» Your goal:
It is required that all of the data be written out exactly.

» Provided data:
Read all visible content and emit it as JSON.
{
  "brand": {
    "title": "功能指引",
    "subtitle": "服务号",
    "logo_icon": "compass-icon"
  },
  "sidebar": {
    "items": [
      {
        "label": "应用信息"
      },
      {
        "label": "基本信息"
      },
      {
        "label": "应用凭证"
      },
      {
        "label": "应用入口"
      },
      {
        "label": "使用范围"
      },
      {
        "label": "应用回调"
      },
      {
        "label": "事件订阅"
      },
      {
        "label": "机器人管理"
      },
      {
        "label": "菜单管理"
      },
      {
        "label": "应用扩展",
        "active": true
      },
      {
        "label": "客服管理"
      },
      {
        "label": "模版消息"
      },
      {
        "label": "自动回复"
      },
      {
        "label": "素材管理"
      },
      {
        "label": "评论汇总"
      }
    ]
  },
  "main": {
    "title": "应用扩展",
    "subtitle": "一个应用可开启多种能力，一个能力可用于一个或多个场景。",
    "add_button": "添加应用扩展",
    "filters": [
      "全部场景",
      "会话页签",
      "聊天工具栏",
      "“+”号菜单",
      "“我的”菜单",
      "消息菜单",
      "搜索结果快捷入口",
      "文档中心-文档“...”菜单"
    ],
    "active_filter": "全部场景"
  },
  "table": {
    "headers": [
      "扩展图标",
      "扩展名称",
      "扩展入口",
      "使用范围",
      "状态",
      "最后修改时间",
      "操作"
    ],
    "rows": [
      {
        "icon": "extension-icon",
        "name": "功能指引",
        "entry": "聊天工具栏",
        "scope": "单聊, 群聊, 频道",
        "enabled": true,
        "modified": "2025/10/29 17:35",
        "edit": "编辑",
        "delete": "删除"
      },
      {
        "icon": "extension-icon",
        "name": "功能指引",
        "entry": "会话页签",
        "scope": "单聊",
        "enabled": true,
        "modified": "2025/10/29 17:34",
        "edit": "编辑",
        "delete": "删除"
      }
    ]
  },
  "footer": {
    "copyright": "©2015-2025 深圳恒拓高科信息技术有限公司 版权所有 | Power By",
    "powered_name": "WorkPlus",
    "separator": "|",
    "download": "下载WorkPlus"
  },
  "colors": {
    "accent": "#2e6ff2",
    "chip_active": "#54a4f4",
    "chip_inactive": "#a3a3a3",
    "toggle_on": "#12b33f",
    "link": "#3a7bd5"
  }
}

» Result of this exercise:
Read all visible content and emit it as JSON.
{
  "brand": {
    "title": "功能指引",
    "subtitle": "服务号",
    "logo_icon": "compass-icon"
  },
  "sidebar": {
    "items": [
      {
        "label": "应用信息"
      },
      {
        "label": "基本信息"
      },
      {
        "label": "应用凭证"
      },
      {
        "label": "应用入口"
      },
      {
        "label": "使用范围"
      },
      {
        "label": "应用回调"
      },
      {
        "label": "事件订阅"
      },
      {
        "label": "机器人管理"
      },
      {
        "label": "菜单管理"
      },
      {
        "label": "应用扩展",
        "active": true
      },
      {
        "label": "客服管理"
      },
      {
        "label": "模版消息"
      },
      {
        "label": "自动回复"
      },
      {
        "label": "素材管理"
      },
      {
        "label": "评论汇总"
      }
    ]
  },
  "main": {
    "title": "应用扩展",
    "subtitle": "一个应用可开启多种能力，一个能力可用于一个或多个场景。",
    "add_button": "添加应用扩展",
    "filters": [
      "全部场景",
      "会话页签",
      "聊天工具栏",
      "“+”号菜单",
      "“我的”菜单",
      "消息菜单",
      "搜索结果快捷入口",
      "文档中心-文档“...”菜单"
    ],
    "active_filter": "全部场景"
  },
  "table": {
    "headers": [
      "扩展图标",
      "扩展名称",
      "扩展入口",
      "使用范围",
      "状态",
      "最后修改时间",
      "操作"
    ],
    "rows": [
      {
        "icon": "extension-icon",
        "name": "功能指引",
        "entry": "聊天工具栏",
        "scope": "单聊, 群聊, 频道",
        "enabled": true,
        "modified": "2025/10/29 17:35",
        "edit": "编辑",
        "delete": "删除"
      },
      {
        "icon": "extension-icon",
        "name": "功能指引",
        "entry": "会话页签",
        "scope": "单聊",
        "enabled": true,
        "modified": "2025/10/29 17:34",
        "edit": "编辑",
        "delete": "删除"
      }
    ]
  },
  "footer": {
    "copyright": "©2015-2025 深圳恒拓高科信息技术有限公司 版权所有 | Power By",
    "powered_name": "WorkPlus",
    "separator": "|",
    "download": "下载WorkPlus"
  },
  "colors": {
    "accent": "#2e6ff2",
    "chip_active": "#54a4f4",
    "chip_inactive": "#a3a3a3",
    "toggle_on": "#12b33f",
    "link": "#3a7bd5"
  }
}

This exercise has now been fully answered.